“Yes, my name is Monique De Wael, but I have wanted to forget it since I was 4 years old,” she said in a statement translated from French, according to a 2008 Boston Globe story. “My parents were arrested and I was taken in by my grandfather, Ernest De Wael, and my uncle, Maurice De Wael. I was called ‘daughter of a traitor’ because my father was suspected of having spoken under torture in the prison of Saint-Gilles. Ever since I can remember, I felt Jewish. . . . There are times when I find it difficult to differentiate between reality and my inner world. The story in the book is mine. It is not the actual reality — it was my reality, my way of surviving. At first, I did not want to publish it, but then I was convinced by Jane Daniel. I ask forgiveness from all those who feel betrayed.”

According to Misha and the Wolves, for which Defonseca declined to be interviewed, she is still living in Massachusetts with her husband. The judgment against Daniel was partially overturned.

“As we were going along, I thought a lot about why Holocaust narratives have attracted so many hoaxes,” Misha and the Wolves director Sam Hobkinson told The Guardian. “I hope this comes through in the film, that the story Misha told was pretty out there. But the context from which she tells it, her own experiences as a young Jewish girl during the Holocaust, make it very difficult to question. The thing that protected her, that made her hard to question, was the place of authority from which she was telling it. Potentially, that’s why more Holocaust hoax narratives have slipped through, because it’s a sort of sacred ground.

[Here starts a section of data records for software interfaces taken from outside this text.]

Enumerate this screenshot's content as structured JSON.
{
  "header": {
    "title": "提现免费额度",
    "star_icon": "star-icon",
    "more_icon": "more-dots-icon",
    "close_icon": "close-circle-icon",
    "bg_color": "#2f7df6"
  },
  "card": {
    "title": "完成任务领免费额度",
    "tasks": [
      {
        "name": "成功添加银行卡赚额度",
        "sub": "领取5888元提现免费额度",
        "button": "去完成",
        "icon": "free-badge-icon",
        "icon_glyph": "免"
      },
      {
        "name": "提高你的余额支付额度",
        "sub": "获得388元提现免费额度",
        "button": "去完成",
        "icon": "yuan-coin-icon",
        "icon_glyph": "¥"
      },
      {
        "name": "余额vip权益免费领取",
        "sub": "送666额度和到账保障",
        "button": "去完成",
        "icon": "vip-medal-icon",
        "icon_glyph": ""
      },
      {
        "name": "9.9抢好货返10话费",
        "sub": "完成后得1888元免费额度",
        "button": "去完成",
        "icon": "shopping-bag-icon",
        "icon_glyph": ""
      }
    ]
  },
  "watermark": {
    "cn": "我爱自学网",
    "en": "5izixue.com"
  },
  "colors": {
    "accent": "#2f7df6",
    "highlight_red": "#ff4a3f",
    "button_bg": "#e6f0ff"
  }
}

Far be it from me to question someone sharing these horrible experiences they’ve gone through.”

Misha and the Wolves is now streaming on Netflix.